What Men Want (On The Airwaves)
June 4, 2013
When I sat down to start writing this column and chose the title of "What Men Want," you can imagine some of the entertaining answers that came to mind ... the majority of which are not fit for print! But, instead of simply dismissing these with a laugh, I decided it might be a useful exercise to examine male radio listening in PPM markets. You might be very surprised which formats draw the most men and where those guys are heading when they flip from one station to another. The data doesn't necessarily match up to what we might assume men are listening to.
Thankfully, there's a lot of information to look at to figure out what's going on.

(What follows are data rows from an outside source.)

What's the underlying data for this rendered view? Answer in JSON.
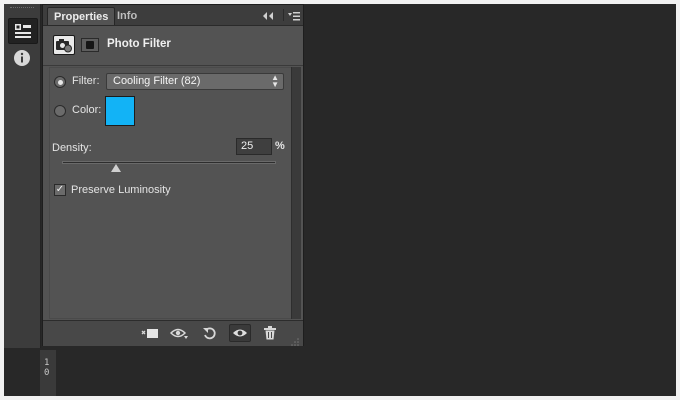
{
  "tabs": [
    {
      "label": "Properties",
      "active": true
    },
    {
      "label": "Info",
      "active": false
    }
  ],
  "header": {
    "title": "Photo Filter"
  },
  "filter": {
    "label": "Filter:",
    "selected": true,
    "value": "Cooling Filter (82)"
  },
  "color": {
    "label": "Color:",
    "selected": false,
    "swatch": "#12b3f6"
  },
  "density": {
    "label": "Density:",
    "value": "25",
    "unit": "%",
    "slider_fraction": 0.25
  },
  "preserve_luminosity": {
    "label": "Preserve Luminosity",
    "checked": true
  },
  "ruler": {
    "digits": [
      "1",
      "0"
    ]
  },
  "colors": {
    "panel": "#535353",
    "canvas": "#282828",
    "accent_swatch": "#12b3f6"
  }
}
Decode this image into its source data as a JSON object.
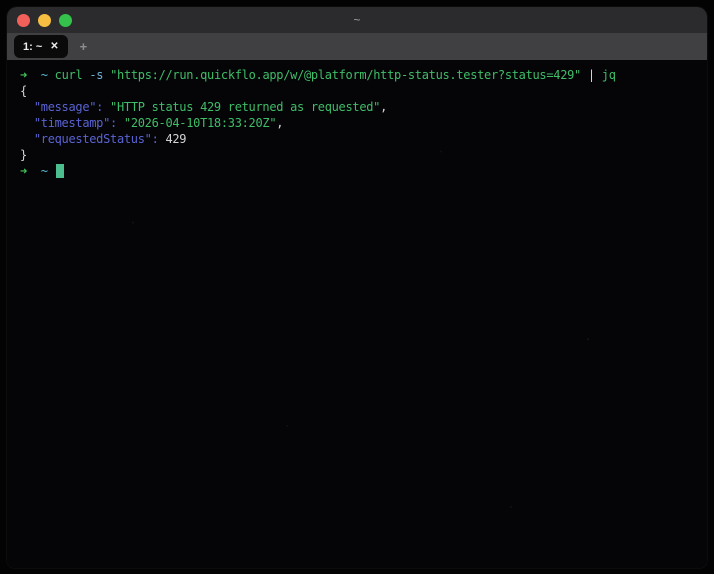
{
  "window": {
    "title": "~"
  },
  "traffic_lights": [
    {
      "name": "close",
      "color": "#f2605a"
    },
    {
      "name": "minimize",
      "color": "#f5bd41"
    },
    {
      "name": "zoom",
      "color": "#35c24c"
    }
  ],
  "tabbar": {
    "active_tab_label": "1: ~",
    "close_label": "✕",
    "new_tab_label": "+"
  },
  "palette": {
    "terminal_bg": "#050508",
    "titlebar_bg": "#2b2b2d",
    "tabbar_bg": "#404042",
    "fg": "#d4d4d6",
    "promptGreen": "#3fc75f",
    "green": "#3fbd68",
    "cyan": "#58bcd4",
    "cyanBlue": "#6cb3d9",
    "blue": "#5a63d2",
    "cursor": "#4cbe8e"
  },
  "terminal": {
    "lines": [
      {
        "segments": [
          {
            "text": "➜",
            "color": "promptGreen"
          },
          {
            "text": "  ",
            "color": "fg"
          },
          {
            "text": "~",
            "color": "cyan"
          },
          {
            "text": " ",
            "color": "fg"
          },
          {
            "text": "curl",
            "color": "green"
          },
          {
            "text": " ",
            "color": "fg"
          },
          {
            "text": "-s",
            "color": "cyanBlue"
          },
          {
            "text": " ",
            "color": "fg"
          },
          {
            "text": "\"https://run.quickflo.app/w/@platform/http-status.tester?status=429\"",
            "color": "green"
          },
          {
            "text": " | ",
            "color": "fg"
          },
          {
            "text": "jq",
            "color": "green"
          }
        ]
      },
      {
        "segments": [
          {
            "text": "{",
            "color": "fg"
          }
        ]
      },
      {
        "segments": [
          {
            "text": "  ",
            "color": "fg"
          },
          {
            "text": "\"message\":",
            "color": "blue"
          },
          {
            "text": " ",
            "color": "fg"
          },
          {
            "text": "\"HTTP status 429 returned as requested\"",
            "color": "green"
          },
          {
            "text": ",",
            "color": "fg"
          }
        ]
      },
      {
        "segments": [
          {
            "text": "  ",
            "color": "fg"
          },
          {
            "text": "\"timestamp\":",
            "color": "blue"
          },
          {
            "text": " ",
            "color": "fg"
          },
          {
            "text": "\"2026-04-10T18:33:20Z\"",
            "color": "green"
          },
          {
            "text": ",",
            "color": "fg"
          }
        ]
      },
      {
        "segments": [
          {
            "text": "  ",
            "color": "fg"
          },
          {
            "text": "\"requestedStatus\":",
            "color": "blue"
          },
          {
            "text": " 429",
            "color": "fg"
          }
        ]
      },
      {
        "segments": [
          {
            "text": "}",
            "color": "fg"
          }
        ]
      },
      {
        "segments": [
          {
            "text": "➜",
            "color": "promptGreen"
          },
          {
            "text": "  ",
            "color": "fg"
          },
          {
            "text": "~",
            "color": "cyan"
          },
          {
            "text": " ",
            "color": "fg"
          },
          {
            "text": "",
            "color": "cursor",
            "cursor": true
          }
        ]
      }
    ]
  }
}
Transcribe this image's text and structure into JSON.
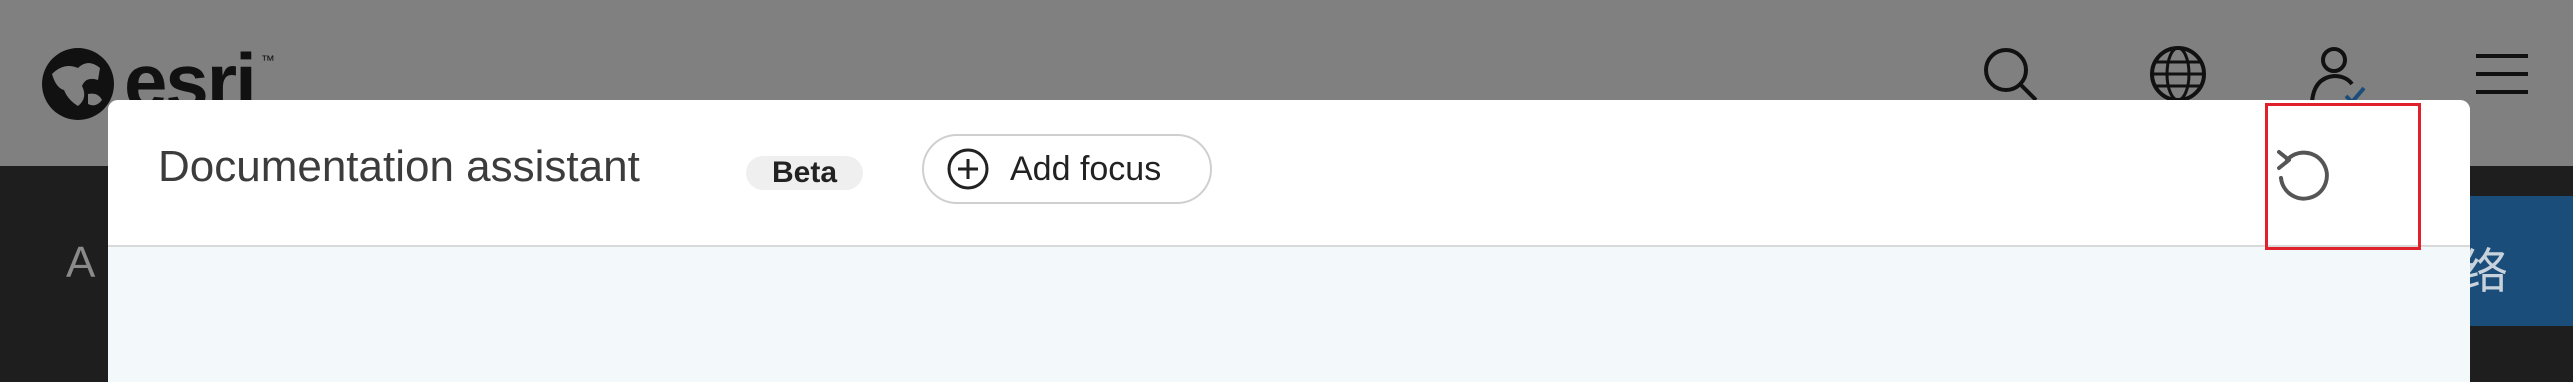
{
  "header": {
    "logo_text": "esri",
    "logo_tm": "™",
    "icons": [
      "search-icon",
      "globe-icon",
      "user-icon",
      "menu-icon"
    ]
  },
  "subnav": {
    "left_text": "A",
    "right_button_text": "络"
  },
  "modal": {
    "title": "Documentation assistant",
    "badge": "Beta",
    "add_focus_label": "Add focus",
    "reset_icon": "reset-icon"
  },
  "colors": {
    "highlight": "#e0202a",
    "body_bg": "#f3f8fa",
    "subnav_button": "#1a4d7a"
  }
}
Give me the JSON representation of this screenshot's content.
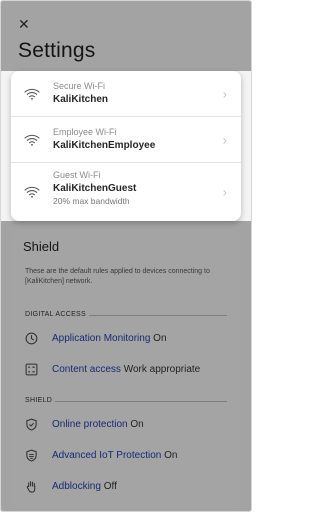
{
  "header": {
    "close_symbol": "✕",
    "title": "Settings"
  },
  "wifi": {
    "networks": [
      {
        "type": "Secure Wi-Fi",
        "name": "KaliKitchen",
        "sub": ""
      },
      {
        "type": "Employee Wi-Fi",
        "name": "KaliKitchenEmployee",
        "sub": ""
      },
      {
        "type": "Guest Wi-Fi",
        "name": "KaliKitchenGuest",
        "sub": "20% max bandwidth"
      }
    ],
    "chevron": "›",
    "icon": "wifi-icon"
  },
  "shield": {
    "title": "Shield",
    "description": "These are the default rules applied to devices connecting to [KaliKitchen] network.",
    "digital_access": {
      "label": "DIGITAL ACCESS",
      "items": [
        {
          "label": "Application Monitoring",
          "state": "On",
          "icon": "clock-icon"
        },
        {
          "label": "Content access",
          "state": "Work appropriate",
          "icon": "content-filter-icon"
        }
      ]
    },
    "shield_section": {
      "label": "SHIELD",
      "items": [
        {
          "label": "Online protection",
          "state": "On",
          "icon": "shield-check-icon"
        },
        {
          "label": "Advanced IoT Protection",
          "state": "On",
          "icon": "iot-shield-icon"
        },
        {
          "label": "Adblocking",
          "state": "Off",
          "icon": "hand-stop-icon"
        }
      ]
    }
  },
  "colors": {
    "link": "#1f3fb0",
    "overlay": "rgba(0,0,0,0.33)"
  }
}
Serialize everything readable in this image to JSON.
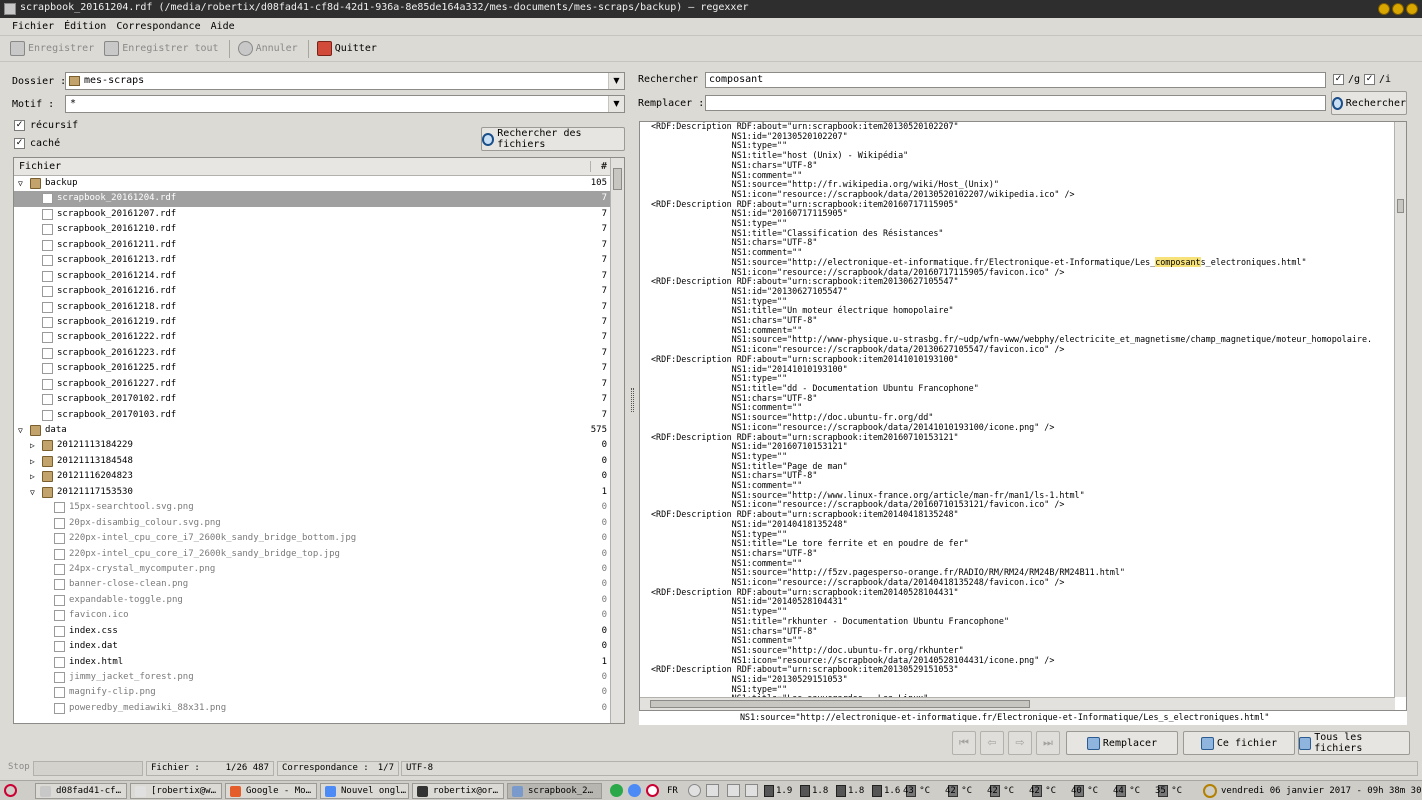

Let's start with the newly released Radio Today 2013 national listening study, which contains a wealth of data including which formats have the highest percentage of male listeners. In short order they are: Sports (which is 84% male) followed by Active Rock (74%), AOR/Mainstream Rock (71%), Classic Rock (70%), Alternative (62%) and News/Talk (59%).
While these formats have the highest percentages of male listeners, they aren't necessarily generating the most shares of male listening. Looking at the 48 PPM markets, here are the top male 25-54 formats by audience share in the Fall of 2012, for the full week daypart:
48 PPM Markets. Full Week Ranker. Men 25-54. Fall 2012
*Rock is a custom combination, for the purposes of this column, of Alternative + Active Rock + AOR + Mainstream Rock.
48 PPM Markets. Full Week Daypart. Audience Sharing %. Scarborough USA+ Release 2 2012
It's not surprising to see News/Talk and Sports leading the way for male listening in PPM markets book-to-book and with our hybrid combination of Rock formats (for the purpose of this article) right behind ... things start off much as you might expect amongst the male audience.
However, once you move beyond them, it's notable how crowded the playing field becomes with formats that on the surface don't spring to mind when talking about male listening. AC and Top 40 both outrank the traditionally male-leaning Classic Rock format, while Country and Mexican Regional are sixth and seventh though not shown above.
Now, if I had asked you to envision the ranker before revealing it, once we took News/Talk and Sports off the board, would you have picked AC and Top 40 as being two of the most popular male formats? I know I wouldn't have.
So now, let's look at where male listeners go when they change the station away from their primary format of choice. In other words, what formats share the most listenership with the top male formats of News/Talk, Sports, "Rock" and Classic Rock.
Top 40 (40%)
Top 40 (44%)
Hot AC (39%)
Hot AC (34%)
Top 40 (38%)
Top 40 (33%)
Hot AC (37%)
Hot AC (37%)
Classic Hits (34%)
How to read: 38% of Male 25-54 News/Talk listeners also listen to AC during the week
Surprisingly, the top format for guys who use News/Talk, Sports, "Rock" or Classic Rock is either AC or Top 40. Granted, in a few cases we are talking about just a percentage point or two, but the fact that the leading format for male listeners when they tune away also strays outside the traditional male realm is pretty significant.
What's It Mean?
So even though both AC and Top 40 both skew 60-40 female to male, both formats are currently attracting such large audiences that the 40% that's male represents a sizable amount of men. And even though they aren't necessarily the target audience, it would appear that men are playing a large role in keeping these two formats atop the ranker for total cume and helping fuel the absolute ratings tear that Top 40 has been on over the last 18 months.
It also means that mainstream pop music is playing a larger role in male listening patterns than you might expect. Whether that is generational, meaning fathers are able to agree with their children on Top 40 and AC stations when they are in the car together, or due to a lack of mainstream mass appeal Rock music that drives big audiences, or because of some other factor, stations that target males need to think beyond their traditional competitors when assessing their market and how to maximize audience shares.